Page and application data records
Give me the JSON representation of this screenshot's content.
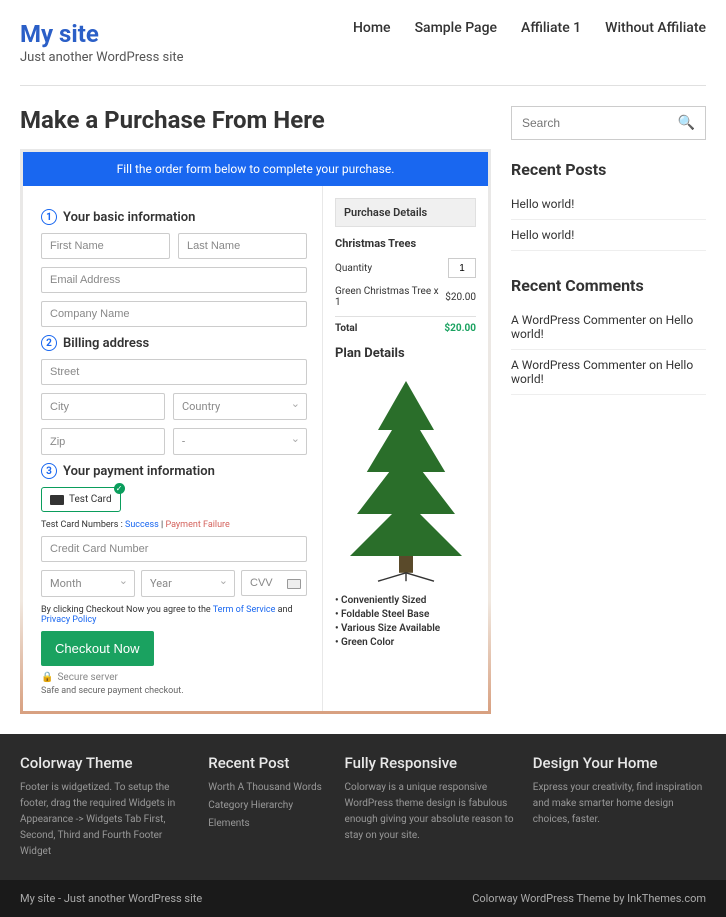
{
  "site": {
    "title": "My site",
    "tagline": "Just another WordPress site"
  },
  "nav": [
    {
      "label": "Home"
    },
    {
      "label": "Sample Page"
    },
    {
      "label": "Affiliate 1"
    },
    {
      "label": "Without Affiliate"
    }
  ],
  "page_title": "Make a Purchase From Here",
  "order_bar": "Fill the order form below to complete your purchase.",
  "sections": {
    "basic": "Your basic information",
    "billing": "Billing address",
    "payment": "Your payment information"
  },
  "placeholders": {
    "first": "First Name",
    "last": "Last Name",
    "email": "Email Address",
    "company": "Company Name",
    "street": "Street",
    "city": "City",
    "country": "Country",
    "zip": "Zip",
    "dash": "-",
    "cc": "Credit Card Number",
    "month": "Month",
    "year": "Year",
    "cvv": "CVV"
  },
  "card_box": "Test Card",
  "test_line": {
    "pre": "Test Card Numbers : ",
    "success": "Success",
    "sep": " | ",
    "fail": "Payment Failure"
  },
  "agree": {
    "pre": "By clicking Checkout Now you agree to the ",
    "tos": "Term of Service",
    "and": " and ",
    "pp": "Privacy Policy"
  },
  "checkout": "Checkout Now",
  "secure": "Secure server",
  "secure_note": "Safe and secure payment checkout.",
  "details": {
    "head": "Purchase Details",
    "product": "Christmas Trees",
    "qty_label": "Quantity",
    "qty": "1",
    "line": "Green Christmas Tree x 1",
    "line_price": "$20.00",
    "total_label": "Total",
    "total": "$20.00"
  },
  "plan_title": "Plan Details",
  "features": [
    "Conveniently Sized",
    "Foldable Steel Base",
    "Various Size Available",
    "Green Color"
  ],
  "search_placeholder": "Search",
  "recent_posts": {
    "title": "Recent Posts",
    "items": [
      "Hello world!",
      "Hello world!"
    ]
  },
  "recent_comments": {
    "title": "Recent Comments",
    "items": [
      {
        "who": "A WordPress Commenter",
        "on": "on",
        "post": "Hello world!"
      },
      {
        "who": "A WordPress Commenter",
        "on": "on",
        "post": "Hello world!"
      }
    ]
  },
  "footer_widgets": [
    {
      "title": "Colorway Theme",
      "text": "Footer is widgetized. To setup the footer, drag the required Widgets in Appearance -> Widgets Tab First, Second, Third and Fourth Footer Widget"
    },
    {
      "title": "Recent Post",
      "lines": [
        "Worth A Thousand Words",
        "Category Hierarchy",
        "Elements"
      ]
    },
    {
      "title": "Fully Responsive",
      "text": "Colorway is a unique responsive WordPress theme design is fabulous enough giving your absolute reason to stay on your site."
    },
    {
      "title": "Design Your Home",
      "text": "Express your creativity, find inspiration and make smarter home design choices, faster."
    }
  ],
  "footer_bar": {
    "left": "My site - Just another WordPress site",
    "right": "Colorway WordPress Theme by InkThemes.com"
  }
}
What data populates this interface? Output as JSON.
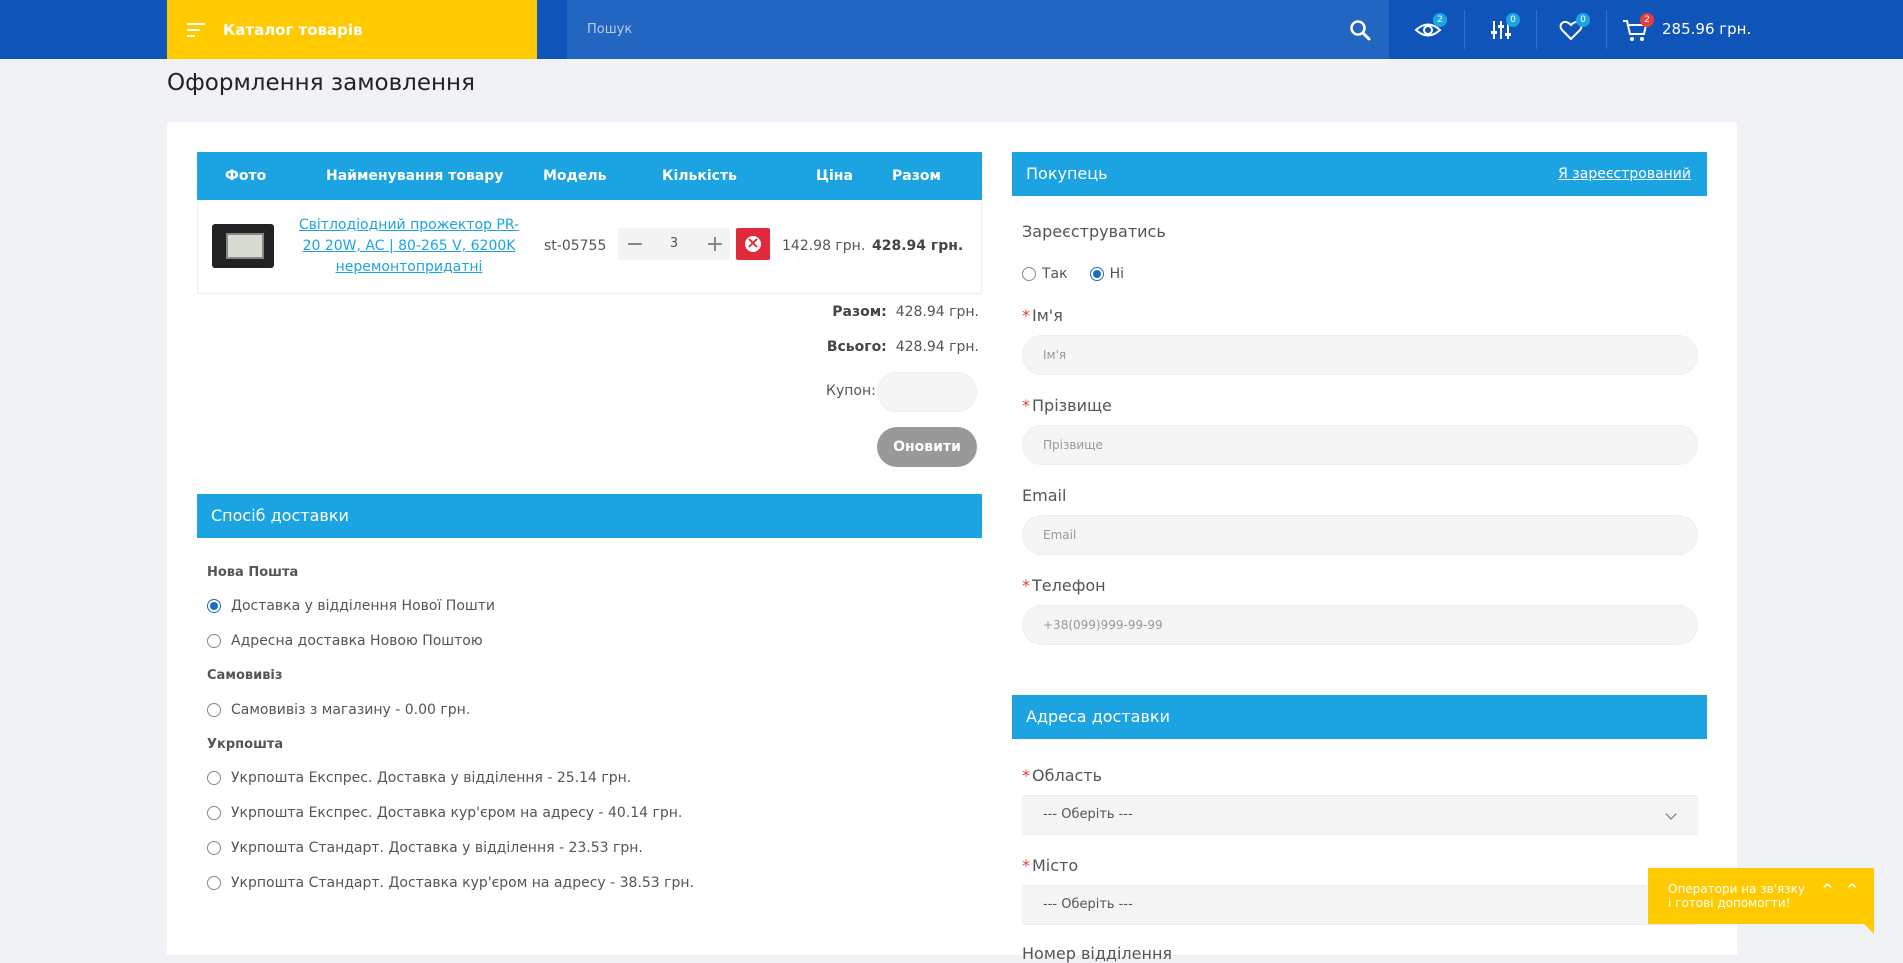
{
  "header": {
    "catalog_label": "Каталог товарів",
    "search_placeholder": "Пошук",
    "viewed_count": "2",
    "compare_count": "0",
    "wishlist_count": "0",
    "cart_count": "2",
    "cart_total": "285.96 грн."
  },
  "page": {
    "title": "Оформлення замовлення"
  },
  "cart": {
    "columns": [
      "Фото",
      "Найменування товару",
      "Модель",
      "Кількість",
      "Ціна",
      "Разом"
    ],
    "items": [
      {
        "name": "Світлодіодний прожектор PR-20 20W, AC | 80-265 V, 6200K неремонтопридатні",
        "model": "st-05755",
        "qty": "3",
        "price": "142.98 грн.",
        "total": "428.94 грн."
      }
    ],
    "subtotal_label": "Разом:",
    "subtotal_value": "428.94 грн.",
    "total_label": "Всього:",
    "total_value": "428.94 грн.",
    "coupon_label": "Купон:",
    "update_label": "Оновити"
  },
  "shipping": {
    "title": "Спосіб доставки",
    "groups": [
      {
        "name": "Нова Пошта",
        "options": [
          {
            "label": "Доставка у відділення Нової Пошти",
            "selected": true
          },
          {
            "label": "Адресна доставка Новою Поштою",
            "selected": false
          }
        ]
      },
      {
        "name": "Самовивіз",
        "options": [
          {
            "label": "Самовивіз з магазину - 0.00 грн.",
            "selected": false
          }
        ]
      },
      {
        "name": "Укрпошта",
        "options": [
          {
            "label": "Укрпошта Експрес. Доставка у відділення - 25.14 грн.",
            "selected": false
          },
          {
            "label": "Укрпошта Експрес. Доставка кур'єром на адресу - 40.14 грн.",
            "selected": false
          },
          {
            "label": "Укрпошта Стандарт. Доставка у відділення - 23.53 грн.",
            "selected": false
          },
          {
            "label": "Укрпошта Стандарт. Доставка кур'єром на адресу - 38.53 грн.",
            "selected": false
          }
        ]
      }
    ]
  },
  "buyer": {
    "title": "Покупець",
    "login_link": "Я зареєстрований",
    "register_label": "Зареєструватись",
    "yes_label": "Так",
    "no_label": "Ні",
    "first_name_label": "Ім'я",
    "first_name_placeholder": "Ім'я",
    "last_name_label": "Прізвище",
    "last_name_placeholder": "Прізвище",
    "email_label": "Email",
    "email_placeholder": "Email",
    "phone_label": "Телефон",
    "phone_placeholder": "+38(099)999-99-99"
  },
  "address": {
    "title": "Адреса доставки",
    "region_label": "Область",
    "region_value": "--- Оберіть ---",
    "city_label": "Місто",
    "city_value": "--- Оберіть ---",
    "branch_label": "Номер відділення"
  },
  "chat": {
    "text": "Оператори на зв'язку і готові допомогти!",
    "arrows": "^ ^"
  },
  "colors": {
    "header_blue": "#0f54b8",
    "accent_yellow": "#ffcb00",
    "section_blue": "#1ca4e2",
    "delete_red": "#e0293a"
  }
}
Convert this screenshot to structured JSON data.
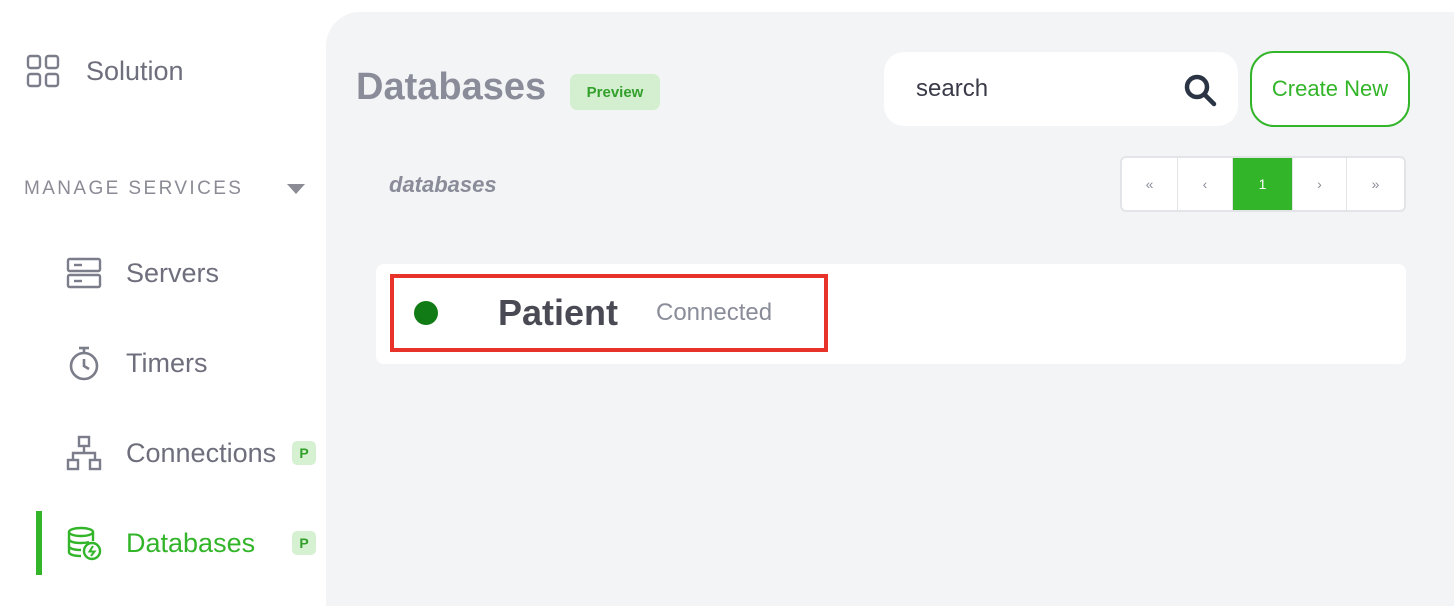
{
  "sidebar": {
    "solution_label": "Solution",
    "section_title": "MANAGE SERVICES",
    "items": [
      {
        "label": "Servers",
        "icon": "server-icon"
      },
      {
        "label": "Timers",
        "icon": "timer-icon"
      },
      {
        "label": "Connections",
        "icon": "connections-icon",
        "badge": "P"
      },
      {
        "label": "Databases",
        "icon": "database-icon",
        "badge": "P",
        "active": true
      }
    ]
  },
  "main": {
    "title": "Databases",
    "title_badge": "Preview",
    "search": {
      "placeholder": "search"
    },
    "create_label": "Create New",
    "list_label": "databases",
    "pagination": {
      "first": "«",
      "prev": "‹",
      "current": "1",
      "next": "›",
      "last": "»"
    },
    "databases": [
      {
        "name": "Patient",
        "status": "Connected"
      }
    ]
  },
  "colors": {
    "accent": "#33b52a",
    "status_connected": "#117c16",
    "highlight": "#e8332a",
    "main_bg": "#f3f4f6"
  }
}
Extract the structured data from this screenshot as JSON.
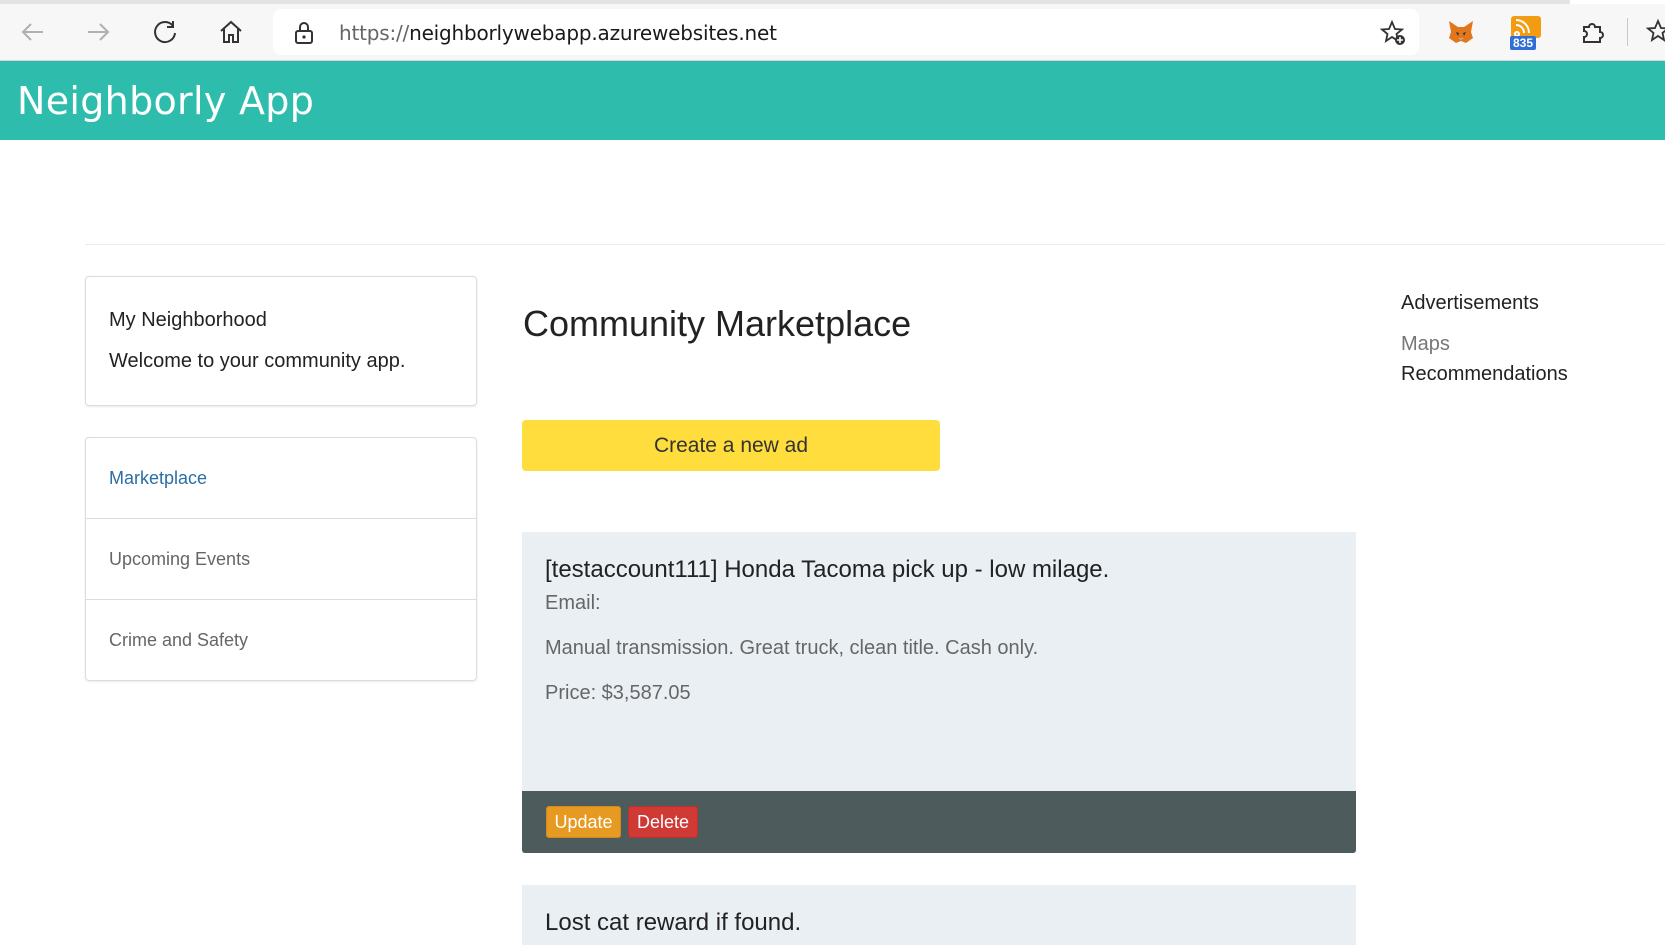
{
  "browser": {
    "url_protocol": "https://",
    "url_host": "neighborlywebapp.azurewebsites.net",
    "rss_count": "835"
  },
  "header": {
    "title": "Neighborly App"
  },
  "sidebar": {
    "card_heading": "My Neighborhood",
    "card_text": "Welcome to your community app.",
    "items": [
      {
        "label": "Marketplace",
        "active": true
      },
      {
        "label": "Upcoming Events",
        "active": false
      },
      {
        "label": "Crime and Safety",
        "active": false
      }
    ]
  },
  "main": {
    "title": "Community Marketplace",
    "create_button": "Create a new ad",
    "ads": [
      {
        "title": "[testaccount111] Honda Tacoma pick up - low milage.",
        "email": "Email:",
        "description": "Manual transmission. Great truck, clean title. Cash only.",
        "price": "Price: $3,587.05",
        "update_label": "Update",
        "delete_label": "Delete"
      },
      {
        "title": "Lost cat reward if found."
      }
    ]
  },
  "right": {
    "heading": "Advertisements",
    "link1": "Maps",
    "link2": "Recommendations"
  },
  "colors": {
    "header_teal": "#2ebdac",
    "create_yellow": "#ffdd3c",
    "update_orange": "#e69a22",
    "delete_red": "#cf3a35",
    "ad_footer": "#4d5b5c"
  }
}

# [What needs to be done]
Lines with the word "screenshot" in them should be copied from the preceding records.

# [Result for this exercise]
Give me the JSON representation of this screenshot's content.
Convert this screenshot to structured JSON data.
Extract the structured data from this screenshot as JSON.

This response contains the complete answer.